Basically, Rocky and Alex – fortunately Money is killed few minutes after the home intrusion – discover that the blind man has kidnapped the young woman who killed his daughter in a car accident, locked her up in his basement, and impregnated her, so that he can have another child.

 

This twist is clearly inserted in the movie for ‘horror’ reasons, but to me it has the downside to turn a – all in all – well-made thriller into something that winks at the torture porn sub-genre, breaking the attention of the audience as well as the linearity of the story.

 

Also the very ending is vastly disappointing. After having accidentally shot the woman he kidnapped, the blind man decides that Rocky should instead be the one to bear his offspring – thanks to Alex she is able to escape and take her revenge on the villain, beating him up to death and running away with the six-figure sum he has been hiding in the property. But oh oh oh, as soon as Rocky and her daughter reach the local airport with the intention to move to California, the media spread the news that the blind man is still alive.

 

Seriously? An open ending which allows the possibility of a sequel? This is one of the most cliché horror grand finale, which all of the sudden breaks suspension of disbelief that remained intact after the ‘torture-porn sequence’.

 

According to the various reviews and rankings, Don’t Breathe is a strongly polarizing movie. Either you love it or you hate it.

 

In my humble opinion, it should be placed in a grey area. It’s a good movie, with genuine suspense, two astounding performances, good camera work and great chromatic choices. On the other hands, the film features rip offs from other – better – movies, a couple of dumb sequences and a very disappointing ending.

 

 

 

Through his first two films, Alvarez proved himself as an interesting filmmaker and I am looking forward to seeing what he is going to accomplish with The Girl Who Played with Fire, a drama/thriller based on the Swedish novel of the same name.
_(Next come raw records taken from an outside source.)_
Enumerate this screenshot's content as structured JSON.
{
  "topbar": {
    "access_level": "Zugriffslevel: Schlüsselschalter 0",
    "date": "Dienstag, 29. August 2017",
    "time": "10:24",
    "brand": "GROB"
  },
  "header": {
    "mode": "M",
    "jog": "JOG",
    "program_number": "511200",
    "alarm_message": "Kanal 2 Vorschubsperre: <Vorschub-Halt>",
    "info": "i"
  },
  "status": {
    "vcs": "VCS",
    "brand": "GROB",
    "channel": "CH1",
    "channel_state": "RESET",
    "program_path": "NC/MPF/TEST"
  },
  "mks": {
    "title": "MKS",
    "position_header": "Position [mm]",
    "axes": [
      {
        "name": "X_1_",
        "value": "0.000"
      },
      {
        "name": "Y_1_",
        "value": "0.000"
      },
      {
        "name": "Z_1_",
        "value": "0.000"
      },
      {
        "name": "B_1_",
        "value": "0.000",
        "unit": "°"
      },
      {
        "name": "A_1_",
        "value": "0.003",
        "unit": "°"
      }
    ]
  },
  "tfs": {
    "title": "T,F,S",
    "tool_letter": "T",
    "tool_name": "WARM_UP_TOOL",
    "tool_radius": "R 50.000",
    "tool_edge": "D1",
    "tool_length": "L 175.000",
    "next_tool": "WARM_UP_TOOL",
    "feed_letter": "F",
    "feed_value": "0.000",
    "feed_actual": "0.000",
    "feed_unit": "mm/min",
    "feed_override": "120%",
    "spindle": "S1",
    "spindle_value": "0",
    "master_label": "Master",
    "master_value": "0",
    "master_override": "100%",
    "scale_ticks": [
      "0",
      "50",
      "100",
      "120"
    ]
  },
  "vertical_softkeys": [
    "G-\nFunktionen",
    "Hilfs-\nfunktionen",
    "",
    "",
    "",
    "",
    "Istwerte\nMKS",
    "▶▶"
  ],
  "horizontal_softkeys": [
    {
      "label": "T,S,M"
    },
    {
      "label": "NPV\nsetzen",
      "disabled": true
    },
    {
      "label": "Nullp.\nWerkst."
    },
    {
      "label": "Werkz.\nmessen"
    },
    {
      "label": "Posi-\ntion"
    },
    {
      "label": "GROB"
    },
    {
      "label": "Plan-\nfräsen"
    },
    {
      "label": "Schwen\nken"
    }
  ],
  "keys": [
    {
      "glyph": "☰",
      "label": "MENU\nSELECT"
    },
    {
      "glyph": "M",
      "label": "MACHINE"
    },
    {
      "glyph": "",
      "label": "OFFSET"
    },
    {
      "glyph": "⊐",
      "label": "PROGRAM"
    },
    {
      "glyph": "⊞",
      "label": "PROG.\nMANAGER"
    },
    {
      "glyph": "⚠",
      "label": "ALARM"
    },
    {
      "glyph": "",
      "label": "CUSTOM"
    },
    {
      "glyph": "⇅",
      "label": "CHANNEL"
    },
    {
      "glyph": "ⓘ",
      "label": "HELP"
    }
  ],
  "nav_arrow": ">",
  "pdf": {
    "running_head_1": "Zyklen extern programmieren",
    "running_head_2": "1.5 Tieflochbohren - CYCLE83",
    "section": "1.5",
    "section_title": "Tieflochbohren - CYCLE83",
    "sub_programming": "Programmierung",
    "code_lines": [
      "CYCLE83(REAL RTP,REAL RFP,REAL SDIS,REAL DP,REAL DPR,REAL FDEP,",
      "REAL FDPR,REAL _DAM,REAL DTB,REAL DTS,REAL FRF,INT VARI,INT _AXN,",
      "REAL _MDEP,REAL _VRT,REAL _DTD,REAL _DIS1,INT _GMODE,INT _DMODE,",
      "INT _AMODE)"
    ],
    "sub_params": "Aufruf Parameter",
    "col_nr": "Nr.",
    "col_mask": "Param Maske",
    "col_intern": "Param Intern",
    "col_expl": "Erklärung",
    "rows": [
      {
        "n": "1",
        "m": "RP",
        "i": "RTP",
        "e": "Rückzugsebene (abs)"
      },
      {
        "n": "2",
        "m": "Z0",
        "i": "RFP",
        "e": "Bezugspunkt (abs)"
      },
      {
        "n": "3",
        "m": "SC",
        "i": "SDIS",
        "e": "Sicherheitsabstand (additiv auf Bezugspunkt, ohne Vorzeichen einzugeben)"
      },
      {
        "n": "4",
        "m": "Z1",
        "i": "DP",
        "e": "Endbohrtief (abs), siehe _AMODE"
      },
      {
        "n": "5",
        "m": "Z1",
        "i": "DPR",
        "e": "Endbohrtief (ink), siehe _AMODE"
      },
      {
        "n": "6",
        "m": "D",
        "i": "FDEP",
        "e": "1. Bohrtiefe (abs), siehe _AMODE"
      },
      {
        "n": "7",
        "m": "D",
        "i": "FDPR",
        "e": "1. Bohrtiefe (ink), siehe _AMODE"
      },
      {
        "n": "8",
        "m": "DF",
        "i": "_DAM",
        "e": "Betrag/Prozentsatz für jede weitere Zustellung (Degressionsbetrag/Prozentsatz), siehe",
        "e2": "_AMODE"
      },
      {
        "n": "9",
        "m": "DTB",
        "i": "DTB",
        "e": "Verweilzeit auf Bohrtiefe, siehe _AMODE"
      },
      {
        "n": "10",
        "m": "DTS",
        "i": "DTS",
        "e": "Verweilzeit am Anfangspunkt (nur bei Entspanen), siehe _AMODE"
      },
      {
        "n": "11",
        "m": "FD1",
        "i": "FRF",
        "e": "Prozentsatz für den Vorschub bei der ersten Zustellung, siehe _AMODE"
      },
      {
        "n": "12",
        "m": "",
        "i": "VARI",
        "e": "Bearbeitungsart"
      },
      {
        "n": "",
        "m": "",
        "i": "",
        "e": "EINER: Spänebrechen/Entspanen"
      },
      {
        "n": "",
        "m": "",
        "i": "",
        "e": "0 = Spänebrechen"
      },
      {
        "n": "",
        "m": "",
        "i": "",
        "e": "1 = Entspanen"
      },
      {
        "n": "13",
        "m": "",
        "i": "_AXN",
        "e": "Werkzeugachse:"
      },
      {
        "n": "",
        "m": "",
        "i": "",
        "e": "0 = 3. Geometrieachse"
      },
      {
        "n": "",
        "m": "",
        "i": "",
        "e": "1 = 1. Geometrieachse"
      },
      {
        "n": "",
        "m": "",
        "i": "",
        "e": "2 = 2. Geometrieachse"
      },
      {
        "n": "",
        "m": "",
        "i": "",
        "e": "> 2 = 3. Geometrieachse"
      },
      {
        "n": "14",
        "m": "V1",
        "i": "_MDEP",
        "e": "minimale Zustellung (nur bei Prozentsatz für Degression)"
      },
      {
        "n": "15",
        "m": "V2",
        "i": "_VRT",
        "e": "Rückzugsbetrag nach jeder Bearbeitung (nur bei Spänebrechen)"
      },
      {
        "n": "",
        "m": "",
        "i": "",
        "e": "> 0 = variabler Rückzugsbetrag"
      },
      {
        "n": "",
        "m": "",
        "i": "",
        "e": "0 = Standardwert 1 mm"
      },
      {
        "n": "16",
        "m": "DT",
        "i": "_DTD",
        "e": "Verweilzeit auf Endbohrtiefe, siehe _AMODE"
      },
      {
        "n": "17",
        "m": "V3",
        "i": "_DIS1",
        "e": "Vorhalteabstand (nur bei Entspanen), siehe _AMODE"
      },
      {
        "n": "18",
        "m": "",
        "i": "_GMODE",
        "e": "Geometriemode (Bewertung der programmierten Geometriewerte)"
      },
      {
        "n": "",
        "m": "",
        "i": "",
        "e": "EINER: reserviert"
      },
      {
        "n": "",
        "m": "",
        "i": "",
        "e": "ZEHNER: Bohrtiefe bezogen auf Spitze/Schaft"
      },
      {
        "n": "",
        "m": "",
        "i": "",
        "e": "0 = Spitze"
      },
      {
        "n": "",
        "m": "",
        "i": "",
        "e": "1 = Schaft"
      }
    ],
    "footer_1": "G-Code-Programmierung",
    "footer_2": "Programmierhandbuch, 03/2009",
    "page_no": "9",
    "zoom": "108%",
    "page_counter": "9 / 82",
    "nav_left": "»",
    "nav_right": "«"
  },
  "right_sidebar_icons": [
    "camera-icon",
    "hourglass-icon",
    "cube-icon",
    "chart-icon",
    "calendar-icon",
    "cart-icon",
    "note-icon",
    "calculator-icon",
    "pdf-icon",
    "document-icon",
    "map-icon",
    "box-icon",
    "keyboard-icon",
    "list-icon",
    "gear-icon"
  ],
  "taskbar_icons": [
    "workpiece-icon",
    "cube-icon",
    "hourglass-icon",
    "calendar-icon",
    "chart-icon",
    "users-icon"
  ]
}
Still, in his writing and direction there are flaws and the biggest one for me is the lack of originality. Hopefully, he will improve with his future projects. Cheers.